“House and House leadership had the opportunity to vote to extend the moratorium, and there were many, and there was, frankly, a handful of conservative Democrats in the House that threatened to get on planes rather than hold this vote," Rep. Alexandra Ocasio-Cortez (D-N.Y.) told CNN’s Jake TapperJacob (Jake) Paul TapperThe Hill's 12:30 Report - Presented by Facebook - DC prepares for Saturday of festivals & Jan. 6 demonstration Overnight Health Care — Nicki Minaj stokes uproar over vaccines Fauci responds to Nicki Minaj's vaccine worries MORE on Sunday.
“We have to really just call a spade a spade. We cannot in good faith blame the Republican Party when House Democrats have a majority.”
Progressive Rep. Cori Bush (D-Mo.) has slept on the Capitol steps since Friday night in protest of the moratorium’s lapsing.
Over the weekend, Bush was joined by Ocasio-Cortez as well as Reps. Ayanna PressleyAyanna PressleyHaitians stuck in Texas extend Biden's immigration woes Advocates 'in utter disbelief' after Biden resumes Haitian repatriations Democratic bill would force Fed to defund fossil fuels MORE (D-Mass.), Jamaal Bowman (D-N.Y.) and Ilhan OmarIlhan OmarOcasio-Cortez, Bush push to add expanded unemployment in .5T spending plan Enough with the GDP — it's time to measure genuine progress Overnight Energy & Environment — Presented by the American Petroleum Institute — Democrats eye potential carbon price in reconciliation bill MORE (D-Minn.).
“It’s an eviction emergency. Our people need an eviction moratorium. Now,” Bush tweeted Monday morning.
5 AM. This morning felt cold, like the wind was blowing straight through my sleeping bag.— Cori Bush (@CoriBush)August 2, 2021
Since Friday—when some colleagues chose early vacation over voting to prevent evictions—we’ve been at the Capitol.
It’s an eviction emergency. Our people need an eviction moratorium. Now.
Beatty said the Black Caucus “stands in solidarity with our sister, Congresswoman Cori Bush, and the other members of Congress, who have refused to move from the steps of the U.S. Capitol to call attention to the lack of action.“
The White House is also feeling pressure from top House Democrats.

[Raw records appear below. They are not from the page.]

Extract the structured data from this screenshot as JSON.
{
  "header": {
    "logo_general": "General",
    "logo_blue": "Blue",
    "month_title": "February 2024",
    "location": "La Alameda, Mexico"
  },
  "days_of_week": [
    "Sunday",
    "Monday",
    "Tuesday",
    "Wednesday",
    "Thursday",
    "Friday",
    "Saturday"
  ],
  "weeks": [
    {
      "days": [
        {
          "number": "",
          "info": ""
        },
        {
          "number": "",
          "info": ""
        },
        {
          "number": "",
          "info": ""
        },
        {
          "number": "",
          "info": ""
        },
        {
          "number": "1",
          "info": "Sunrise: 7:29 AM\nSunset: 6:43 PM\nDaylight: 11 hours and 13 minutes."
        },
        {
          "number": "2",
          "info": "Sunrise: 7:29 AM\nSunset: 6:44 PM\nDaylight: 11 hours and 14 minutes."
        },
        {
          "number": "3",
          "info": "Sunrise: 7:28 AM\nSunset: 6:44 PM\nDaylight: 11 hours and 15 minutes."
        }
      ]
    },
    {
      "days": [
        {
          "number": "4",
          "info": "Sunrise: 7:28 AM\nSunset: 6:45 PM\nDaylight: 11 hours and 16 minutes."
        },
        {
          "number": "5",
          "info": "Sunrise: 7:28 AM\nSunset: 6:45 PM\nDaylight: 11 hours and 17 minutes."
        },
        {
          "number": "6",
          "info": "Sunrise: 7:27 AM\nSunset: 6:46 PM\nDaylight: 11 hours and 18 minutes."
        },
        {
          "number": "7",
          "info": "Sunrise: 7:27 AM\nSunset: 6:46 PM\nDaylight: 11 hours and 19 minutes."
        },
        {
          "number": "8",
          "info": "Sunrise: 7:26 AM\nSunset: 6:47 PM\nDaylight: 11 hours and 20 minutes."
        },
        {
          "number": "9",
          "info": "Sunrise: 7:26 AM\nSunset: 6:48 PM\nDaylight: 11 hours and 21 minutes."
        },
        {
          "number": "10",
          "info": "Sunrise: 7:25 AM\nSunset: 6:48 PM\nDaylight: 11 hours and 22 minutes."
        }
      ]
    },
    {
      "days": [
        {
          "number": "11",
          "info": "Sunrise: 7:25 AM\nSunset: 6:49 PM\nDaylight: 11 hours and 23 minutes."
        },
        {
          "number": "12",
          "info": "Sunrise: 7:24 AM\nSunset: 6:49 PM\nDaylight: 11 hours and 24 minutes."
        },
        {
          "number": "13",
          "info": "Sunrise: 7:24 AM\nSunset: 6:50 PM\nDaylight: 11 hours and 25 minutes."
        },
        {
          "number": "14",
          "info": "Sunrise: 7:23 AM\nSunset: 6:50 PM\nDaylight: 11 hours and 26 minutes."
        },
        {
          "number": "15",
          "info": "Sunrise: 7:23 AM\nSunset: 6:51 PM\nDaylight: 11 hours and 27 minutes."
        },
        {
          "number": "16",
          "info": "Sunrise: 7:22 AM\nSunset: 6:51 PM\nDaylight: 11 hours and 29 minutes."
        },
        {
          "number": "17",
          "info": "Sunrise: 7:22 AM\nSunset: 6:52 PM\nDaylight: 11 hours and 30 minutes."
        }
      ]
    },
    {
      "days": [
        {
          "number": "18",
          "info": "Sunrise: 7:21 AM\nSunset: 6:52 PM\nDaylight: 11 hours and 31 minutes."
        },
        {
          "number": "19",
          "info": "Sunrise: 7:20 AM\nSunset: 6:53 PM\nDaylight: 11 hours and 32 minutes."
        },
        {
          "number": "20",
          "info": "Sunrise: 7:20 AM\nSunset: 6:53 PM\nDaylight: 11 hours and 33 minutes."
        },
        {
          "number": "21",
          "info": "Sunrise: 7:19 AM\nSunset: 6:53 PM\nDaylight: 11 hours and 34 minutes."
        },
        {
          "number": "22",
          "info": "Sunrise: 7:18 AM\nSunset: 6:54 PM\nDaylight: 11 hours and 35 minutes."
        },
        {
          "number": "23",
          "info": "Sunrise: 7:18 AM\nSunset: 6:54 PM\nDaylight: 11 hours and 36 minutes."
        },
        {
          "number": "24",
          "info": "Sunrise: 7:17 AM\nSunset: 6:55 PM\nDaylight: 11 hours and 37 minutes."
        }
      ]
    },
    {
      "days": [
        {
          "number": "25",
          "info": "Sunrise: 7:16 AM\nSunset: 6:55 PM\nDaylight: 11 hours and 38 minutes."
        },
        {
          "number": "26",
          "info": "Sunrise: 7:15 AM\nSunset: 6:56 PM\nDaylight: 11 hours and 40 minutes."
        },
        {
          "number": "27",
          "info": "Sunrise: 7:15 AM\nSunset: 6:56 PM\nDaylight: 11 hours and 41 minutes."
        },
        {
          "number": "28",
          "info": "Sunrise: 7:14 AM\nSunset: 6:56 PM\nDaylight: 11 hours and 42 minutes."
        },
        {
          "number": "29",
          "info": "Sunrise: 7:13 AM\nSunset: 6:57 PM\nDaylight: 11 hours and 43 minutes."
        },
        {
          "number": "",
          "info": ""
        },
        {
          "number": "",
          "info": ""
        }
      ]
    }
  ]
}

“Action is needed, and it must come from the Administration. That is why House leadership is calling on the Administration to immediately extend the moratorium,” Speaker Nancy PelosiNancy PelosiOn The Money — Presented by Wells Fargo — Pelosi plows full speed ahead on jam-packed agenda Jan. 6 committee taps former Bush administration official as top lawyer Ocasio-Cortez, Bush push to add expanded unemployment in .5T spending plan MORE (D-Calif.), Majority Leader Steny HoyerSteny Hamilton HoyerOn The Money — Presented by Wells Fargo — Pelosi plows full speed ahead on jam-packed agenda Hoyer affirms House will vote Sept. 27 on bipartisan infrastructure bill House to act on debt ceiling next week MORE (D-Md.), Majority Whip James Clyburn (D-S.C.) and Assistant Speaker Katherine ClarkKatherine Marlea ClarkPelosi, moderates inch closer to infrastructure, budget deal House Democrats return to advance Biden's agenda in face of crises CBC presses Biden to extend eviction moratorium MORE (D-Mass.) wrote in a joint statement Sunday.
“Doing so is a moral imperative to keep people from being put out on the street which also contributes to the public health emergency.”